▶ [Problem to solve]:
For the entries below, report the number of lines where the string "JSON" appears, and only that number.

▶ [Records to process]:
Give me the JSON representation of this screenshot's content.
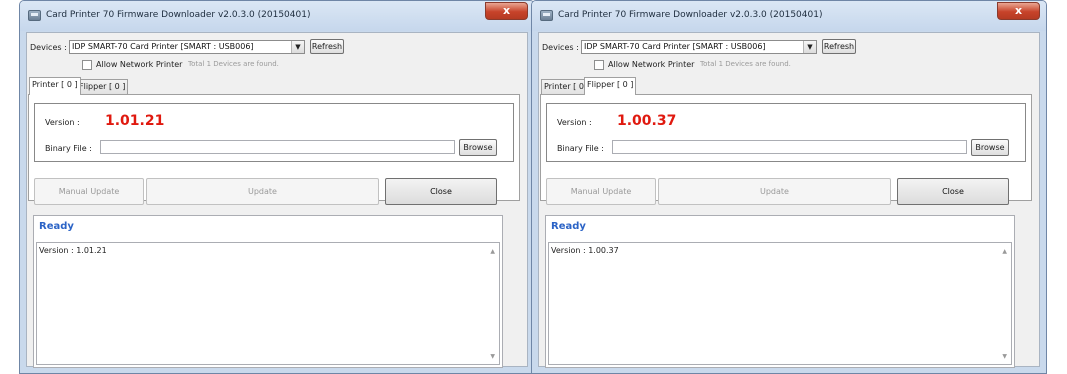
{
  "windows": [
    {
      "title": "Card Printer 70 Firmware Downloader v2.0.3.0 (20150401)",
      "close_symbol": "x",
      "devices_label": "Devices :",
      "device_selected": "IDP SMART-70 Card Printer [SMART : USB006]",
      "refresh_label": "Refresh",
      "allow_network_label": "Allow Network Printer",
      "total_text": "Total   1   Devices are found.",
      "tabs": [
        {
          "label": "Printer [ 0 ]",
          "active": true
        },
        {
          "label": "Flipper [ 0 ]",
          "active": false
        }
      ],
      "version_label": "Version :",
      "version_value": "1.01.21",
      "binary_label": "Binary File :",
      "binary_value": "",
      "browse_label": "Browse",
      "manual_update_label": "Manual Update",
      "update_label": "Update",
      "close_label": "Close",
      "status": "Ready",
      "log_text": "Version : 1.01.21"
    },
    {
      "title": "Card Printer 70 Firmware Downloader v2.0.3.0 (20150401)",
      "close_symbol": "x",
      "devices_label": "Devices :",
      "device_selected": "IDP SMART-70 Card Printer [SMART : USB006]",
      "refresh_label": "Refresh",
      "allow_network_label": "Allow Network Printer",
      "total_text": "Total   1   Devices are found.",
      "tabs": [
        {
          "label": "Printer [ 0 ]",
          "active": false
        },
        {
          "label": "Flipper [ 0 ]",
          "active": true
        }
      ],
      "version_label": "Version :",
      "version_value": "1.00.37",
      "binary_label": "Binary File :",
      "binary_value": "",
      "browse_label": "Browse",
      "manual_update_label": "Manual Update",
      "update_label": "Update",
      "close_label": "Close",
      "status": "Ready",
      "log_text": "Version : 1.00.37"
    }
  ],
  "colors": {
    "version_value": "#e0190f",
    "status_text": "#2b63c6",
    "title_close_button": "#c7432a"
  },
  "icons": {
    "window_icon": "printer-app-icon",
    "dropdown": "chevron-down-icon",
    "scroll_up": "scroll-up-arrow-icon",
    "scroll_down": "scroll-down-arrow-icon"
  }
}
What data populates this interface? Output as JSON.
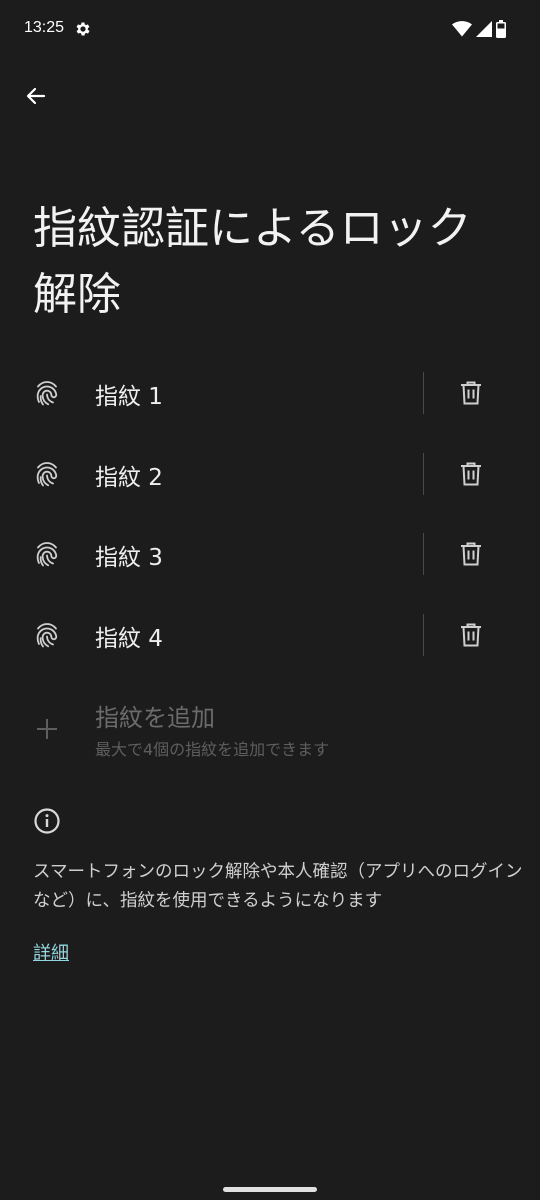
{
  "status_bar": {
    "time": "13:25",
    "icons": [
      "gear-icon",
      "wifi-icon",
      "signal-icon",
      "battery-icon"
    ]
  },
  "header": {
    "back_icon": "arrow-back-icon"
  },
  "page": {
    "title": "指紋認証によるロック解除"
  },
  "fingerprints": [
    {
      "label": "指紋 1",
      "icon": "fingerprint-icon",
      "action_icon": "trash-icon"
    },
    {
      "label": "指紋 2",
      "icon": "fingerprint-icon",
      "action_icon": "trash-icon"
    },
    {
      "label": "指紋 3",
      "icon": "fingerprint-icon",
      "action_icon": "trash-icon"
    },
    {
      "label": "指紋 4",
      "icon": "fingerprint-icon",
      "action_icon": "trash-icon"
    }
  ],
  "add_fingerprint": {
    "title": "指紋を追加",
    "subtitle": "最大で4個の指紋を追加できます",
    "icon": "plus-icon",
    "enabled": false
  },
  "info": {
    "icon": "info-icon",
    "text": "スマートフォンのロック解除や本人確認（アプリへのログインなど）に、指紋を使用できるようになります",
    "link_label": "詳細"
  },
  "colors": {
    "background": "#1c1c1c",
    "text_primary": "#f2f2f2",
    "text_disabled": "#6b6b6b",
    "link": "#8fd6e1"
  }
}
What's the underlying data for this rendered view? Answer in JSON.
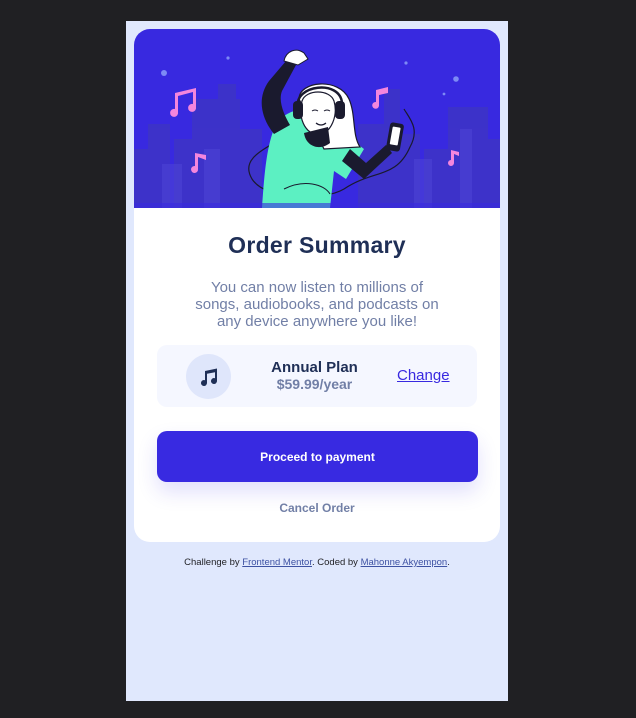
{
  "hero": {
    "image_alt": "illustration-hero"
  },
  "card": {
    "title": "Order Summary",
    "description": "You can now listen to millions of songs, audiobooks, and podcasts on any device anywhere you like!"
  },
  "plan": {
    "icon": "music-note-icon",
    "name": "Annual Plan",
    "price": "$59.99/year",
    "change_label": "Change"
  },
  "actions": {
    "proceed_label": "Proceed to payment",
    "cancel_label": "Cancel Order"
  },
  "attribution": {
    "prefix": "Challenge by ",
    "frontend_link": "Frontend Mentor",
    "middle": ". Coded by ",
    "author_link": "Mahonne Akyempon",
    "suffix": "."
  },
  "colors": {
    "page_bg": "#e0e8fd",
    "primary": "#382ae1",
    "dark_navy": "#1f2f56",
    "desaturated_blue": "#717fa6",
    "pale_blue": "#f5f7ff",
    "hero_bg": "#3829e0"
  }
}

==

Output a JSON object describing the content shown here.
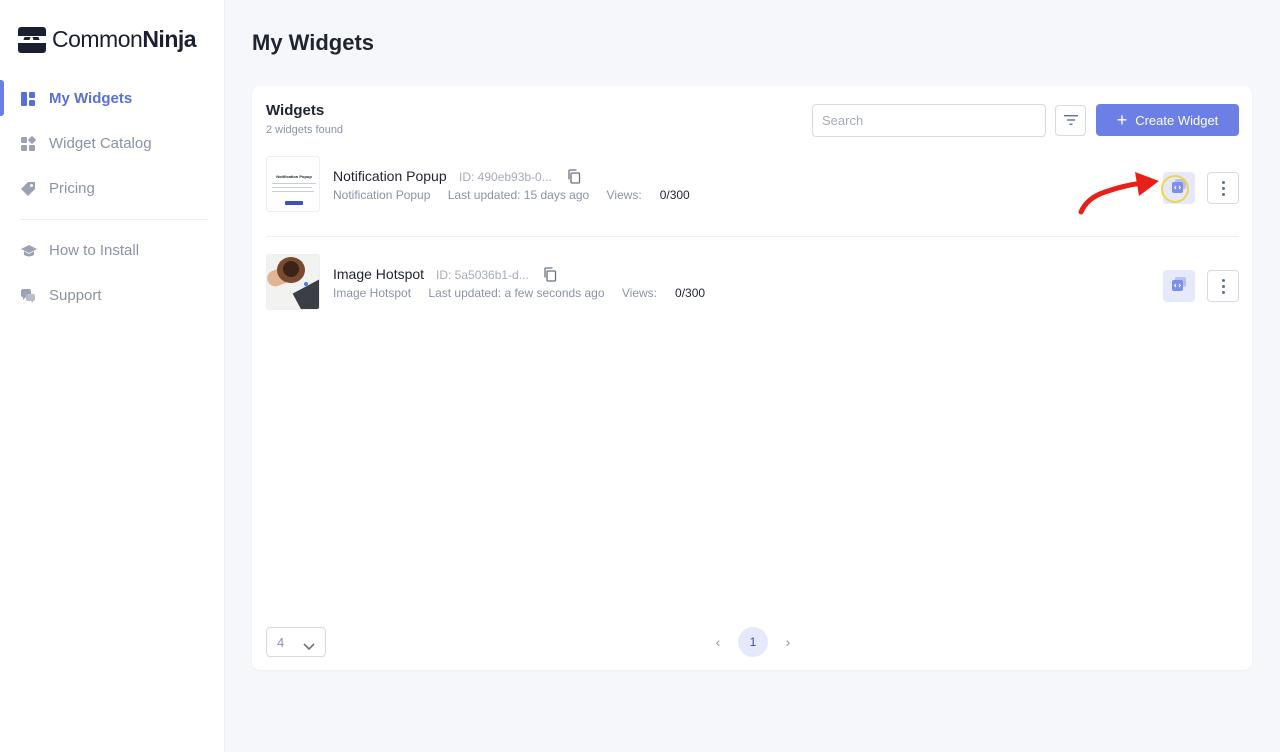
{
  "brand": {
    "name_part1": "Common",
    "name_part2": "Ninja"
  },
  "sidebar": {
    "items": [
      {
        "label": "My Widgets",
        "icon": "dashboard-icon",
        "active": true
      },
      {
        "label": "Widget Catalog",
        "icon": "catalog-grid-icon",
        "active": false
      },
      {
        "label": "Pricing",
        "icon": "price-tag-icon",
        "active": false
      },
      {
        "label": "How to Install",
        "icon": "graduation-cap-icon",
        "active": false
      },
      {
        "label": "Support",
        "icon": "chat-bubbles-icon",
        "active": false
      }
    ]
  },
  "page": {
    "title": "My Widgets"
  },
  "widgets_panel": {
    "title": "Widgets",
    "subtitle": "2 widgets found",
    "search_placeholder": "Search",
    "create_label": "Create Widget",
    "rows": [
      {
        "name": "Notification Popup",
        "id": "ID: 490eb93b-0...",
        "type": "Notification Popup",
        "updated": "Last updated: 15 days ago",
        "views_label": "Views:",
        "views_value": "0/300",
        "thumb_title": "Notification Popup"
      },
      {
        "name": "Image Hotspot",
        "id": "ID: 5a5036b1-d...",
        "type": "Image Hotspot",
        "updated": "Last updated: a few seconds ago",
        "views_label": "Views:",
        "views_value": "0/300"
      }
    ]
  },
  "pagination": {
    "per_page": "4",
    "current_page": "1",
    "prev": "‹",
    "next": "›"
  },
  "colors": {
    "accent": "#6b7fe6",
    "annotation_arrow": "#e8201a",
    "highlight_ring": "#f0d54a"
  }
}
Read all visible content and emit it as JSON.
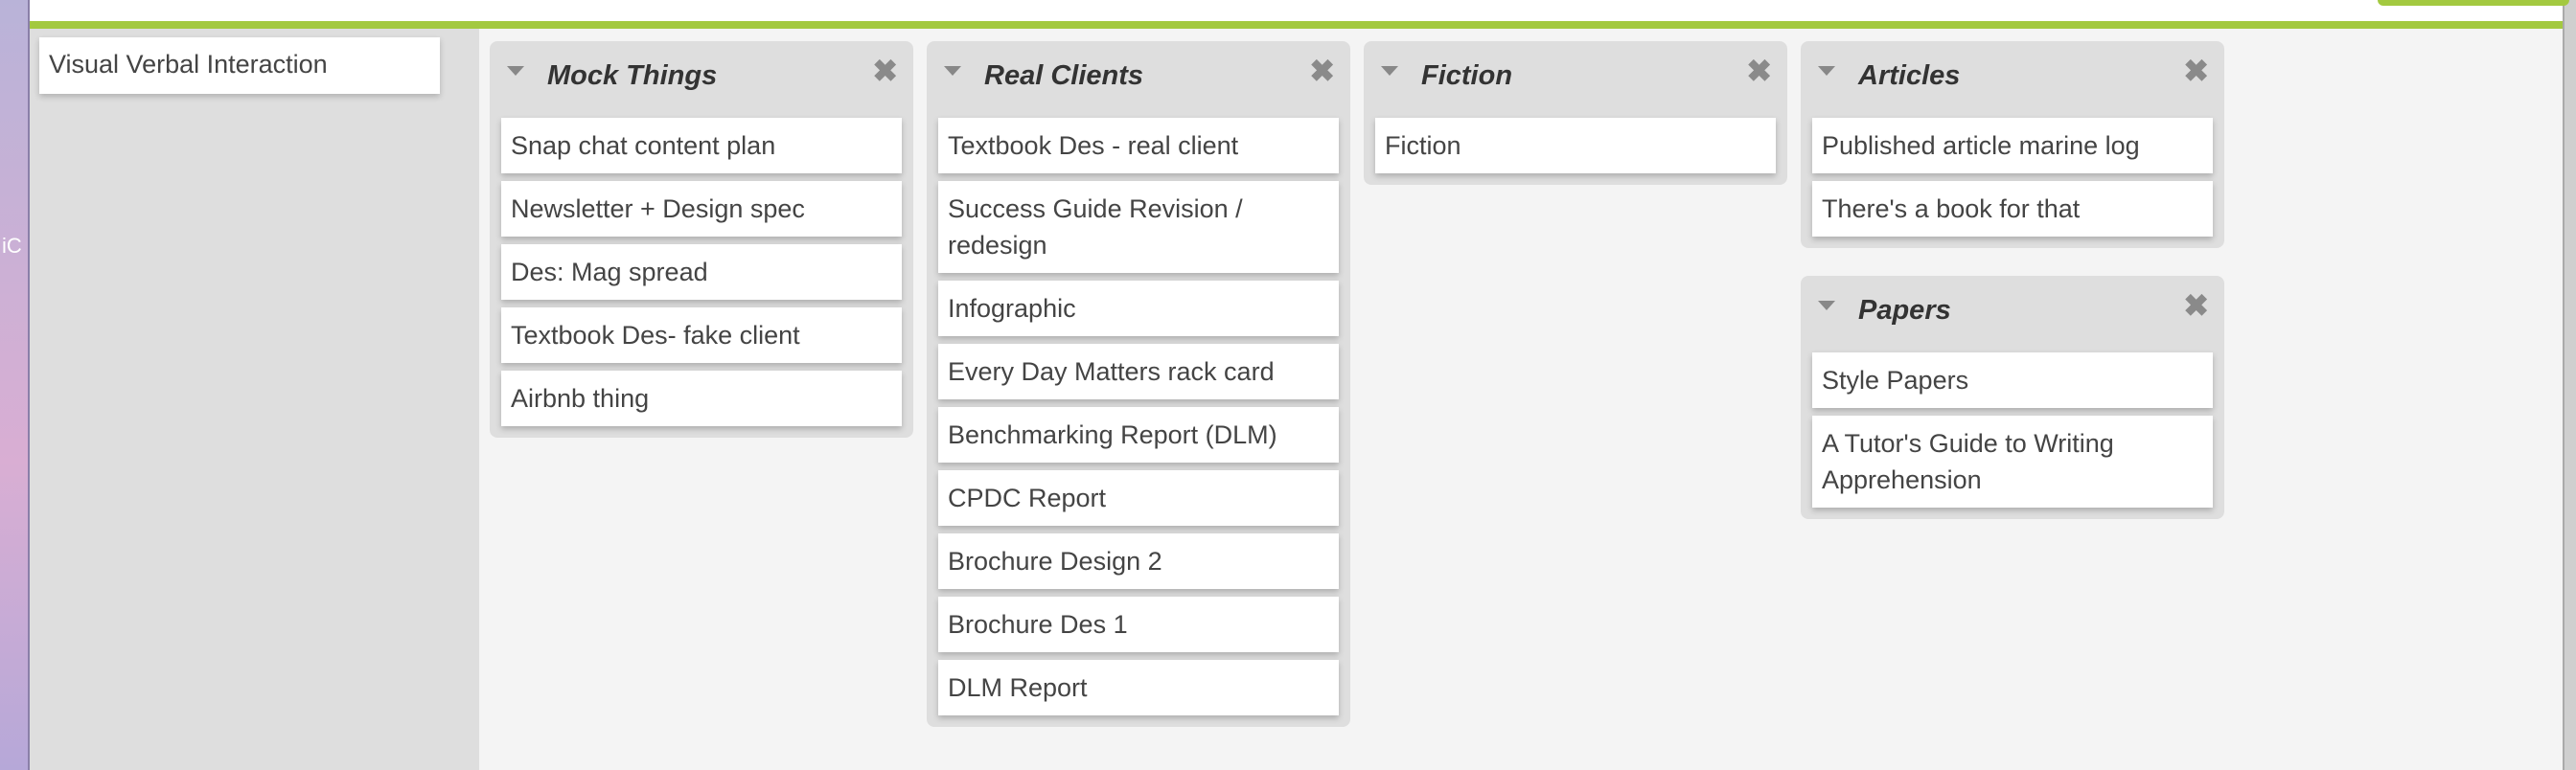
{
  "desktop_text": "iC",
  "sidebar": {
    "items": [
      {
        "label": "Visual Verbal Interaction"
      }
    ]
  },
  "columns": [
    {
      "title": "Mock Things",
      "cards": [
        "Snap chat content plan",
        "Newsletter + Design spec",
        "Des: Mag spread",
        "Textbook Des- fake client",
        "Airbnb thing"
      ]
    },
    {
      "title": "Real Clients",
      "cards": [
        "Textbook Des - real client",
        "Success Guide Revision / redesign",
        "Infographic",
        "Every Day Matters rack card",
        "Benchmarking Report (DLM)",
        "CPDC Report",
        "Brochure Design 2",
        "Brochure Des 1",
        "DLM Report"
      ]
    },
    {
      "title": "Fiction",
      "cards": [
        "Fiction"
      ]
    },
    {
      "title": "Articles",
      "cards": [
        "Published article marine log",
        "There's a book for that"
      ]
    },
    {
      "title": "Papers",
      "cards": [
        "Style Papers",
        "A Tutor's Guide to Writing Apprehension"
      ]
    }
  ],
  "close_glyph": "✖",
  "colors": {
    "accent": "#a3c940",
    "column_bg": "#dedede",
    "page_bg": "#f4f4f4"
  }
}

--

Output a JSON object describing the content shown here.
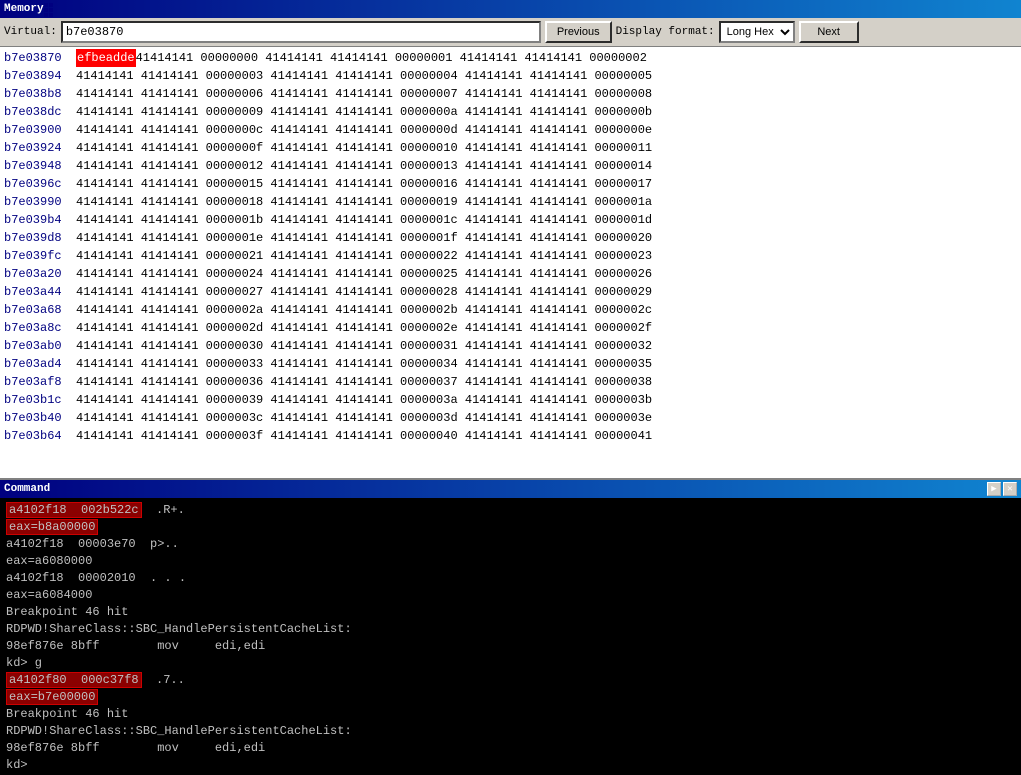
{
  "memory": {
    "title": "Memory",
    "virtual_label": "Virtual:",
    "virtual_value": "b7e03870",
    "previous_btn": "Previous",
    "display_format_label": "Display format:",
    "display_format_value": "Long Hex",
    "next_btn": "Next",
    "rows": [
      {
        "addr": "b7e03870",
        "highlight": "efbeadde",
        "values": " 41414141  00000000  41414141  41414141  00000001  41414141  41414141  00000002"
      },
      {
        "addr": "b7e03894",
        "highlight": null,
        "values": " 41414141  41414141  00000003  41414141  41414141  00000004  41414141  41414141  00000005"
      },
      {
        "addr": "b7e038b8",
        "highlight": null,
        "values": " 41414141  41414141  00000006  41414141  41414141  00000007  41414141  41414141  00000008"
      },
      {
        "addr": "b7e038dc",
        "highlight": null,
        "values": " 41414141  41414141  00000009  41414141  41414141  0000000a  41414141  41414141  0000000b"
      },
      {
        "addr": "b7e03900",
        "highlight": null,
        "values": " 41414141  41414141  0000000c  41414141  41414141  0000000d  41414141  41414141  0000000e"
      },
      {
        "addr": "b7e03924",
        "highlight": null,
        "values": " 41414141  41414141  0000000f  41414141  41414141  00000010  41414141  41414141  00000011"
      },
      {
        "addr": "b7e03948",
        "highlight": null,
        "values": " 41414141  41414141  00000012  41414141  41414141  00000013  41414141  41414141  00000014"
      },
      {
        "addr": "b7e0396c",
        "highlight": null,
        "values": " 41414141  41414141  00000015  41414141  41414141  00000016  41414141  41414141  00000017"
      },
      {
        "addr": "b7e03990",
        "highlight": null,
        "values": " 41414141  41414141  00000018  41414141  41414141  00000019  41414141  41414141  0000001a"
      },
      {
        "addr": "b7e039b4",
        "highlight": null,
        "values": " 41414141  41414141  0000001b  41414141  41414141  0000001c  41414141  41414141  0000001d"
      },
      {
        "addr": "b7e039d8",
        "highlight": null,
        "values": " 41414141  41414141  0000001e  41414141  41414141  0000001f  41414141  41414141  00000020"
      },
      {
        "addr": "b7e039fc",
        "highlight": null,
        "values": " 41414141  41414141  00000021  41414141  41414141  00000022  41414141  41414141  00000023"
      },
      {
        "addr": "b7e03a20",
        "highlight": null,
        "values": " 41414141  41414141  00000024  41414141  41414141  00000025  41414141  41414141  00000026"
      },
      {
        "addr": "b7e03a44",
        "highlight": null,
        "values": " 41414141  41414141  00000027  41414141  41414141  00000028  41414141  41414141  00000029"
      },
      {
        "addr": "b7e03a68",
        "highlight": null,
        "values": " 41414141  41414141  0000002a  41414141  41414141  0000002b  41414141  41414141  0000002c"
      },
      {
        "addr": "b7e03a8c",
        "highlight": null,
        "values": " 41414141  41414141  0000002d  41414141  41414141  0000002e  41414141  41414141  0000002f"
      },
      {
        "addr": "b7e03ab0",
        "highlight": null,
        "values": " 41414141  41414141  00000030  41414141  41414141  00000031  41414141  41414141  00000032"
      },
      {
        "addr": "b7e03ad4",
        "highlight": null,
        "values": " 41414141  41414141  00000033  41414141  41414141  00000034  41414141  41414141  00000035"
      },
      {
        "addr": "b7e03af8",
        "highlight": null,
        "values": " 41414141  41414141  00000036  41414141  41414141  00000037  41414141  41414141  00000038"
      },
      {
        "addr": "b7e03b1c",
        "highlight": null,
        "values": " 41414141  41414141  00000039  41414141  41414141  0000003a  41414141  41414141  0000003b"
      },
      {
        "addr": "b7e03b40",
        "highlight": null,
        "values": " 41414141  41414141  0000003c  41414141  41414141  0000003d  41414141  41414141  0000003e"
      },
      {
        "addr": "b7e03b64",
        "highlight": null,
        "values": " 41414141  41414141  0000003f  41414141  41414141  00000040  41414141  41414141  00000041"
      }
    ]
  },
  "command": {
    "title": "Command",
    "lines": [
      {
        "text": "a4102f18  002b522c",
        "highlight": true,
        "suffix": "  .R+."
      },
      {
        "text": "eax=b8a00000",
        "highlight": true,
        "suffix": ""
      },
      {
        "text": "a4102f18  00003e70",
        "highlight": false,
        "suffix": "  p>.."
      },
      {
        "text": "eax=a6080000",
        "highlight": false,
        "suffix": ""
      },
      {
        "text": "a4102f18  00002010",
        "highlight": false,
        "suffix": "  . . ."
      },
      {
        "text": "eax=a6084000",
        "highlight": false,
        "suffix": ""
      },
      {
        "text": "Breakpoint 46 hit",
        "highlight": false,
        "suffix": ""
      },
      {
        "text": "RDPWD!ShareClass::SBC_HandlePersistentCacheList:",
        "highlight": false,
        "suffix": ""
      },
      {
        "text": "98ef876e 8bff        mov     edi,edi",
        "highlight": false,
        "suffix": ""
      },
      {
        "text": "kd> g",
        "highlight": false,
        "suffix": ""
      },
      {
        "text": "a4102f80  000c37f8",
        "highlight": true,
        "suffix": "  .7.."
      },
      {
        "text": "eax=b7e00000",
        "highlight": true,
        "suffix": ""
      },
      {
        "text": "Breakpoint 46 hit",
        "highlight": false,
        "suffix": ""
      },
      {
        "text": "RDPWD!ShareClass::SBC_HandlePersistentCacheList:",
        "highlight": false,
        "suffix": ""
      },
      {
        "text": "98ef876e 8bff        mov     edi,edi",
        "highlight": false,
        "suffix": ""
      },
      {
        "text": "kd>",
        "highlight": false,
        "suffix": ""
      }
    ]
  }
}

▶ [Your solution]:
6